* Task instructions *
All of the data that follows should be retyped exactly, please, except the pictures.

*** Data ***

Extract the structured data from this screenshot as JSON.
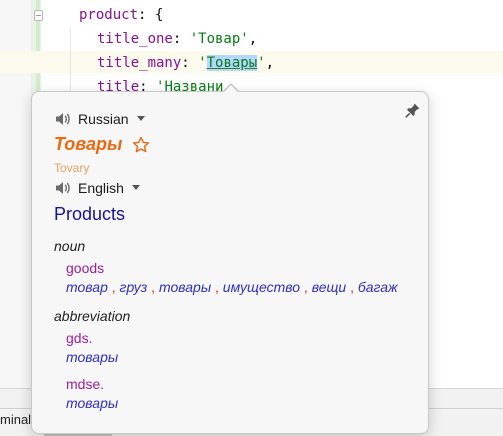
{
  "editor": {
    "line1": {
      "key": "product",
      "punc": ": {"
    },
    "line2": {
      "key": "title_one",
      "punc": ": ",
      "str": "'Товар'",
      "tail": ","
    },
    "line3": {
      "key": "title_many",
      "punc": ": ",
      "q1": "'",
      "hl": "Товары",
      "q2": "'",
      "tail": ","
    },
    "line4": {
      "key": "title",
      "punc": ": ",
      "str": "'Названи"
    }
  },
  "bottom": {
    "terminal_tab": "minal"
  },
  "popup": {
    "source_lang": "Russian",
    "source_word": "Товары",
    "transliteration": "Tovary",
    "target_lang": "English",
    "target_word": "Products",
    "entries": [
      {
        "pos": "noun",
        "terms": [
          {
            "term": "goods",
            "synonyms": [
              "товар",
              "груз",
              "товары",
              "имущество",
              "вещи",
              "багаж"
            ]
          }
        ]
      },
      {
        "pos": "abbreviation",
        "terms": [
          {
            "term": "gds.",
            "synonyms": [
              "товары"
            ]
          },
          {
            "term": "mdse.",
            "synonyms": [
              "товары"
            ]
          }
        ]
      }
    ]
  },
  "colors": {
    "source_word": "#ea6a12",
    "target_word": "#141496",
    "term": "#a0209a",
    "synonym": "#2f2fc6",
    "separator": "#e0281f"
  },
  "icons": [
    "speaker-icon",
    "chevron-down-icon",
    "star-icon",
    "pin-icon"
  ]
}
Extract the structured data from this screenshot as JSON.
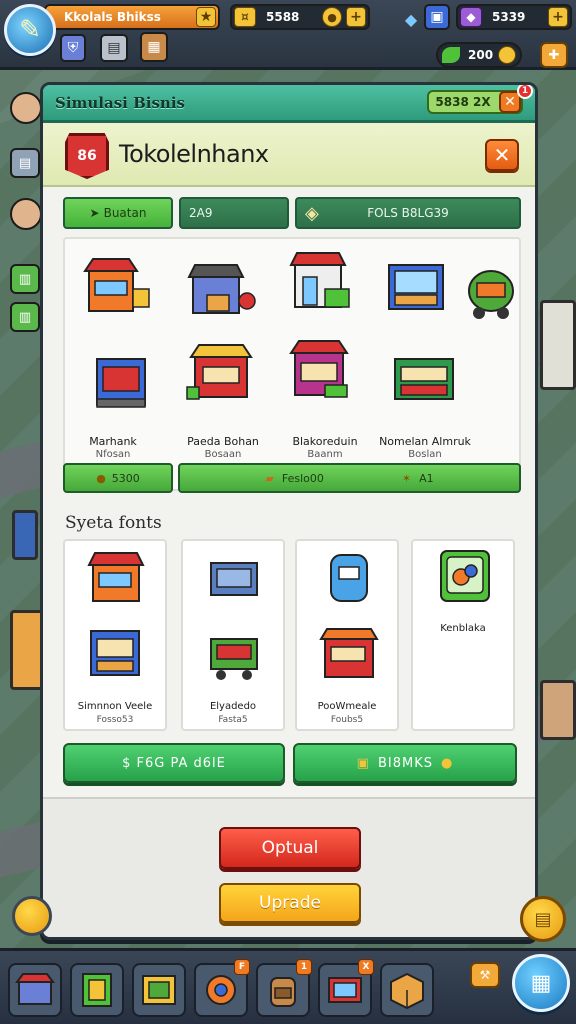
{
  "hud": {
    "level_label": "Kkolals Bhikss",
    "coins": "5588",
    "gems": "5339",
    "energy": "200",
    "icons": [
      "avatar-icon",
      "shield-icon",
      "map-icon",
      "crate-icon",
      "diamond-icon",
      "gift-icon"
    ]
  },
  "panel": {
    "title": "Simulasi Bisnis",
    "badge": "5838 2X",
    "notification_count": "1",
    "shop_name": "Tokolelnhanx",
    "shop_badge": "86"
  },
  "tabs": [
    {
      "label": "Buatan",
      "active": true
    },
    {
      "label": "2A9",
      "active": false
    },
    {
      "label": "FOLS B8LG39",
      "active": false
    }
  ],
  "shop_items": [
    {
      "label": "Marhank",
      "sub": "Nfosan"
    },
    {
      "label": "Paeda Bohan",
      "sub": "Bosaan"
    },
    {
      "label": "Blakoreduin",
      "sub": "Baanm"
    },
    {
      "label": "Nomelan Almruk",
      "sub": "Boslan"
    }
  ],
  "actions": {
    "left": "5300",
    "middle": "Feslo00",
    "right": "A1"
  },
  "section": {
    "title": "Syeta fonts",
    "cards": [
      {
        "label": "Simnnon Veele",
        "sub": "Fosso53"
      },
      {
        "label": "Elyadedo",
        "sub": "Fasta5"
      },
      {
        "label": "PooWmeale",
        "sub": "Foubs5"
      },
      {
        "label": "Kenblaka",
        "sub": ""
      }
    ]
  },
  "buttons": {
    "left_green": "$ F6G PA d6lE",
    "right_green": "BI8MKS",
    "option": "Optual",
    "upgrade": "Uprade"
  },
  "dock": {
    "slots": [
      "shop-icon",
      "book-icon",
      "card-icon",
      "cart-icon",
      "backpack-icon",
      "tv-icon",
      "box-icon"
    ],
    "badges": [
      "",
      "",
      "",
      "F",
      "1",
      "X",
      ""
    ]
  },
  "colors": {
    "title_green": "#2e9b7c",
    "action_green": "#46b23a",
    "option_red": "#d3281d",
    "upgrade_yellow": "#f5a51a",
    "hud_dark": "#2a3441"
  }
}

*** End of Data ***

* Result of the task *
Extract the structured data from this screenshot as JSON.
{
  "editor": {
    "line1": {
      "key": "product",
      "punc": ": {"
    },
    "line2": {
      "key": "title_one",
      "punc": ": ",
      "str": "'Товар'",
      "tail": ","
    },
    "line3": {
      "key": "title_many",
      "punc": ": ",
      "q1": "'",
      "hl": "Товары",
      "q2": "'",
      "tail": ","
    },
    "line4": {
      "key": "title",
      "punc": ": ",
      "str": "'Названи"
    }
  },
  "bottom": {
    "terminal_tab": "minal"
  },
  "popup": {
    "source_lang": "Russian",
    "source_word": "Товары",
    "transliteration": "Tovary",
    "target_lang": "English",
    "target_word": "Products",
    "entries": [
      {
        "pos": "noun",
        "terms": [
          {
            "term": "goods",
            "synonyms": [
              "товар",
              "груз",
              "товары",
              "имущество",
              "вещи",
              "багаж"
            ]
          }
        ]
      },
      {
        "pos": "abbreviation",
        "terms": [
          {
            "term": "gds.",
            "synonyms": [
              "товары"
            ]
          },
          {
            "term": "mdse.",
            "synonyms": [
              "товары"
            ]
          }
        ]
      }
    ]
  },
  "colors": {
    "source_word": "#ea6a12",
    "target_word": "#141496",
    "term": "#a0209a",
    "synonym": "#2f2fc6",
    "separator": "#e0281f"
  },
  "icons": [
    "speaker-icon",
    "chevron-down-icon",
    "star-icon",
    "pin-icon"
  ]
}
Extract the structured data from this screenshot as JSON.
{
  "hud": {
    "level_label": "Kkolals Bhikss",
    "coins": "5588",
    "gems": "5339",
    "energy": "200",
    "icons": [
      "avatar-icon",
      "shield-icon",
      "map-icon",
      "crate-icon",
      "diamond-icon",
      "gift-icon"
    ]
  },
  "panel": {
    "title": "Simulasi Bisnis",
    "badge": "5838 2X",
    "notification_count": "1",
    "shop_name": "Tokolelnhanx",
    "shop_badge": "86"
  },
  "tabs": [
    {
      "label": "Buatan",
      "active": true
    },
    {
      "label": "2A9",
      "active": false
    },
    {
      "label": "FOLS B8LG39",
      "active": false
    }
  ],
  "shop_items": [
    {
      "label": "Marhank",
      "sub": "Nfosan"
    },
    {
      "label": "Paeda Bohan",
      "sub": "Bosaan"
    },
    {
      "label": "Blakoreduin",
      "sub": "Baanm"
    },
    {
      "label": "Nomelan Almruk",
      "sub": "Boslan"
    }
  ],
  "actions": {
    "left": "5300",
    "middle": "Feslo00",
    "right": "A1"
  },
  "section": {
    "title": "Syeta fonts",
    "cards": [
      {
        "label": "Simnnon Veele",
        "sub": "Fosso53"
      },
      {
        "label": "Elyadedo",
        "sub": "Fasta5"
      },
      {
        "label": "PooWmeale",
        "sub": "Foubs5"
      },
      {
        "label": "Kenblaka",
        "sub": ""
      }
    ]
  },
  "buttons": {
    "left_green": "$ F6G PA d6lE",
    "right_green": "BI8MKS",
    "option": "Optual",
    "upgrade": "Uprade"
  },
  "dock": {
    "slots": [
      "shop-icon",
      "book-icon",
      "card-icon",
      "cart-icon",
      "backpack-icon",
      "tv-icon",
      "box-icon"
    ],
    "badges": [
      "",
      "",
      "",
      "F",
      "1",
      "X",
      ""
    ]
  },
  "colors": {
    "title_green": "#2e9b7c",
    "action_green": "#46b23a",
    "option_red": "#d3281d",
    "upgrade_yellow": "#f5a51a",
    "hud_dark": "#2a3441"
  }
}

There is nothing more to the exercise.